▸ Source material:
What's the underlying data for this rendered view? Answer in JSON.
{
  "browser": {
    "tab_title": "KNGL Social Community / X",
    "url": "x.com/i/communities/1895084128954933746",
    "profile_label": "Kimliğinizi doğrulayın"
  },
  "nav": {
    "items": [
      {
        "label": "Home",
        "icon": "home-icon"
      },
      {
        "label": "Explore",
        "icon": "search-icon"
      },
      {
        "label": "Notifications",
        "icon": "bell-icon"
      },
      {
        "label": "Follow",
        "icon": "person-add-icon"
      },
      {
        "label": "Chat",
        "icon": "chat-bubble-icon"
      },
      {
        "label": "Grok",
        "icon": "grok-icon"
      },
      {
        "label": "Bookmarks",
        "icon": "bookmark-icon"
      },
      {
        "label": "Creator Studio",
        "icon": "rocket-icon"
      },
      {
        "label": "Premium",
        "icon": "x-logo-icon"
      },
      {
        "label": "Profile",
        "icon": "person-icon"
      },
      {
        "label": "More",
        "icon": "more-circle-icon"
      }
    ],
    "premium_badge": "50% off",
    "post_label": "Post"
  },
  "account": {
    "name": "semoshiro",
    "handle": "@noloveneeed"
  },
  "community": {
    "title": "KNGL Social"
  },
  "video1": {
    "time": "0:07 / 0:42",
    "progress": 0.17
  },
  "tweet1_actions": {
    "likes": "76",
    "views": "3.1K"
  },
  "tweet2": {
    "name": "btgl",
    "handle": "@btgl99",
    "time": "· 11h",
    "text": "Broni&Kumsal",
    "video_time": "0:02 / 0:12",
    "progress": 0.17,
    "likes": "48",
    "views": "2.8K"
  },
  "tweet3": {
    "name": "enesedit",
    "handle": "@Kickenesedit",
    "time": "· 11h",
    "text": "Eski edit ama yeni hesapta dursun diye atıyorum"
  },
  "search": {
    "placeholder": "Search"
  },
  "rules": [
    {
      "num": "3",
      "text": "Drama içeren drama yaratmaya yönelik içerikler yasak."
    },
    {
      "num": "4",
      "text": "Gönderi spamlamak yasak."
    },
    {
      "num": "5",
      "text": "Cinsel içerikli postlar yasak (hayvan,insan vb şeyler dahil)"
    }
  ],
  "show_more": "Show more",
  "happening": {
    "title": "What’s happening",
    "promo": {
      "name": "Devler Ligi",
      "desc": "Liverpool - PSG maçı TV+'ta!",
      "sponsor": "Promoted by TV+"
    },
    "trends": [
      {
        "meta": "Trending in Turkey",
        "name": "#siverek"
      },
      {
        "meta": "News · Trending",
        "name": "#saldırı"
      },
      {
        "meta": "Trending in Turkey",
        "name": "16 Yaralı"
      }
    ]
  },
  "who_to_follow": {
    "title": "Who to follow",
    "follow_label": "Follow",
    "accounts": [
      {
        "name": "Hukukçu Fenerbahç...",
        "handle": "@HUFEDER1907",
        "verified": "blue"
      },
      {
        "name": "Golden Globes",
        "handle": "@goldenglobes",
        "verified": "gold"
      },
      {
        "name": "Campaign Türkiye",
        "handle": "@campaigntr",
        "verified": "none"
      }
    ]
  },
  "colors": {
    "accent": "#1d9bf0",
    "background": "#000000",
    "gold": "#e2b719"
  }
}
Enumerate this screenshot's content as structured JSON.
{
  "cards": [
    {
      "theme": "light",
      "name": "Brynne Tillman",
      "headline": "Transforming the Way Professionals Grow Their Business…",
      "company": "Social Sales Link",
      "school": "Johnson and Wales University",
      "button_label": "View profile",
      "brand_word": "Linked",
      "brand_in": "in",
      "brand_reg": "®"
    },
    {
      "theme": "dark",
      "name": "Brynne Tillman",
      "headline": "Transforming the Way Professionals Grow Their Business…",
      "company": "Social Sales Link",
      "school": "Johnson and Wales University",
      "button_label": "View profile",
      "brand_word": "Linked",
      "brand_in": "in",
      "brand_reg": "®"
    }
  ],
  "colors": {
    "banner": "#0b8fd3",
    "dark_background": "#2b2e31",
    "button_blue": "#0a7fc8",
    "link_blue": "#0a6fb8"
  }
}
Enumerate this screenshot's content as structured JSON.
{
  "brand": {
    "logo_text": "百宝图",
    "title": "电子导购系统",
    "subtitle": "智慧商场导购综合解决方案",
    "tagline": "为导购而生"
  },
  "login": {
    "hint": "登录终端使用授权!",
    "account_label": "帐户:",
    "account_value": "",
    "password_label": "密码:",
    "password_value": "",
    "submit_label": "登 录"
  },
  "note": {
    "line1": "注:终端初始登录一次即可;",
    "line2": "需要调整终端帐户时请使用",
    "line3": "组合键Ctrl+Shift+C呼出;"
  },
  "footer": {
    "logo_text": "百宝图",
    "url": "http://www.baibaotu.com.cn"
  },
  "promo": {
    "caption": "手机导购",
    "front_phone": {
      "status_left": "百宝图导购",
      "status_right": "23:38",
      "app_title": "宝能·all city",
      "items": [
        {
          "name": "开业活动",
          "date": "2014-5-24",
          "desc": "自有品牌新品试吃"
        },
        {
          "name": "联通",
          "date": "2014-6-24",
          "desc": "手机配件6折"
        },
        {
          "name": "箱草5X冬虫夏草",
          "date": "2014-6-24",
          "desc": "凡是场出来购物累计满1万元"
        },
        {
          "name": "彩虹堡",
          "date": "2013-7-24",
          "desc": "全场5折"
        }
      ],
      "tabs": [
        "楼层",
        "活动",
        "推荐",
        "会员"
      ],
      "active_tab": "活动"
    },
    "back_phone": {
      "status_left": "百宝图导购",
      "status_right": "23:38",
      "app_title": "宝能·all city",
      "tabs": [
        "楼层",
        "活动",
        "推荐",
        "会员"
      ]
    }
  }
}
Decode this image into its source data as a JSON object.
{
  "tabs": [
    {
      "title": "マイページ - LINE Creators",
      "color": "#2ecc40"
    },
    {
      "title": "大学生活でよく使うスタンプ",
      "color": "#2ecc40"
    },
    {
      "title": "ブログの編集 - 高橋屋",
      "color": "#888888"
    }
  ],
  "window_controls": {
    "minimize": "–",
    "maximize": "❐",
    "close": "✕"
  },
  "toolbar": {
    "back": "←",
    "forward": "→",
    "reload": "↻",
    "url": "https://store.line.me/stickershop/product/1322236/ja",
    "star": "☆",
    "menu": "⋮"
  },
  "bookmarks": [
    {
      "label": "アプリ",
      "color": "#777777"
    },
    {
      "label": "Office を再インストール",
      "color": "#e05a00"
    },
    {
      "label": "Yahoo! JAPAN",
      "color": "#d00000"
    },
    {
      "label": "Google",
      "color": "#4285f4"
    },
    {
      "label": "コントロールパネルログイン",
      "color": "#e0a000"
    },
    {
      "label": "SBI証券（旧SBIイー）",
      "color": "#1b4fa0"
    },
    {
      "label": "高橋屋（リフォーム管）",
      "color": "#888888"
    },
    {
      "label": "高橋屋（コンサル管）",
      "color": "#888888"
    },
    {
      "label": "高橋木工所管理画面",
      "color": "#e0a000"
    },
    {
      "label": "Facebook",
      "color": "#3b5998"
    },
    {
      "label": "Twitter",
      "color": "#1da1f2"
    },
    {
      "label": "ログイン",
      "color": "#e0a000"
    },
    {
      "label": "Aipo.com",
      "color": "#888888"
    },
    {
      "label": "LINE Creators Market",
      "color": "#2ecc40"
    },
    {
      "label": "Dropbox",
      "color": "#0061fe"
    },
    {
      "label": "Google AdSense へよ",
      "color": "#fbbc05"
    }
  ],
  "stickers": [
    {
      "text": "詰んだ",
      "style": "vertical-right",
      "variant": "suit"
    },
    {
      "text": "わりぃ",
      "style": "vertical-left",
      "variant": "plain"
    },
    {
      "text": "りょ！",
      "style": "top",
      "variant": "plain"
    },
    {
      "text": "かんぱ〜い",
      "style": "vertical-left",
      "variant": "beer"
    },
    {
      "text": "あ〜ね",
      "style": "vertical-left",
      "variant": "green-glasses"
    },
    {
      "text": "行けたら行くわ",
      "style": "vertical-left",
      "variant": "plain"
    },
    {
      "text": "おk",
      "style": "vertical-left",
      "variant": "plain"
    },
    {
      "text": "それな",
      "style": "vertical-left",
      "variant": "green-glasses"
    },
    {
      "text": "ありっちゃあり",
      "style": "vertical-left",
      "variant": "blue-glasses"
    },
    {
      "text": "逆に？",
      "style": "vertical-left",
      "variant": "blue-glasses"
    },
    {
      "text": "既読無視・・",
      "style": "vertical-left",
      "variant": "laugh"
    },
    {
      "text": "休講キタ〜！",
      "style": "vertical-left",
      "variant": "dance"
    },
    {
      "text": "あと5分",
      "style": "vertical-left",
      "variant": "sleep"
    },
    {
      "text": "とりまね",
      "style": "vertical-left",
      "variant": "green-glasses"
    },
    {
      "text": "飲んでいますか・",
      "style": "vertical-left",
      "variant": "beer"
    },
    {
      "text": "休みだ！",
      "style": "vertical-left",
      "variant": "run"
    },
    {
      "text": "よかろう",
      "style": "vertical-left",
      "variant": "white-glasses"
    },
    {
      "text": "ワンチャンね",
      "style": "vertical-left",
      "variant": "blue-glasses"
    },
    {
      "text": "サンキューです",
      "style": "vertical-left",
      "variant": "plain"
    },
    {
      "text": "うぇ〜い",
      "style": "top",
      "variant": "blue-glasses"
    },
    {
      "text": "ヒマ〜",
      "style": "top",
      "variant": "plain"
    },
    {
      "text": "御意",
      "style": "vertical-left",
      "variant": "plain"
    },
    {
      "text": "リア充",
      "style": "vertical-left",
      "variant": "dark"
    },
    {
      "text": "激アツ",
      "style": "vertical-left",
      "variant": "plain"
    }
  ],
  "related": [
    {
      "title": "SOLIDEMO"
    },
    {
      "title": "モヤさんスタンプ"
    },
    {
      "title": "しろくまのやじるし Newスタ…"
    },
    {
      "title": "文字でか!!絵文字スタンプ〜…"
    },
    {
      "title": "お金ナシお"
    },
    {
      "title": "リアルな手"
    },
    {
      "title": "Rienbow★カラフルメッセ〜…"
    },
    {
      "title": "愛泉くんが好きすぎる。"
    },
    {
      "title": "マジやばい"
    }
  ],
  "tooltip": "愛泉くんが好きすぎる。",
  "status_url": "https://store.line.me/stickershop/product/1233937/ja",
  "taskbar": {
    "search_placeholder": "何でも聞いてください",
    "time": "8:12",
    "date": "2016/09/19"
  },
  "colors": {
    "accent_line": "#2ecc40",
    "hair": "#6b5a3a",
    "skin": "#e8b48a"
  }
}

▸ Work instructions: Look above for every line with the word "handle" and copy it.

▸ Answer section:
    "handle": "@noloveneeed"
    "handle": "@btgl99",
    "handle": "@Kickenesedit",
        "handle": "@HUFEDER1907",
        "handle": "@goldenglobes",
        "handle": "@campaigntr",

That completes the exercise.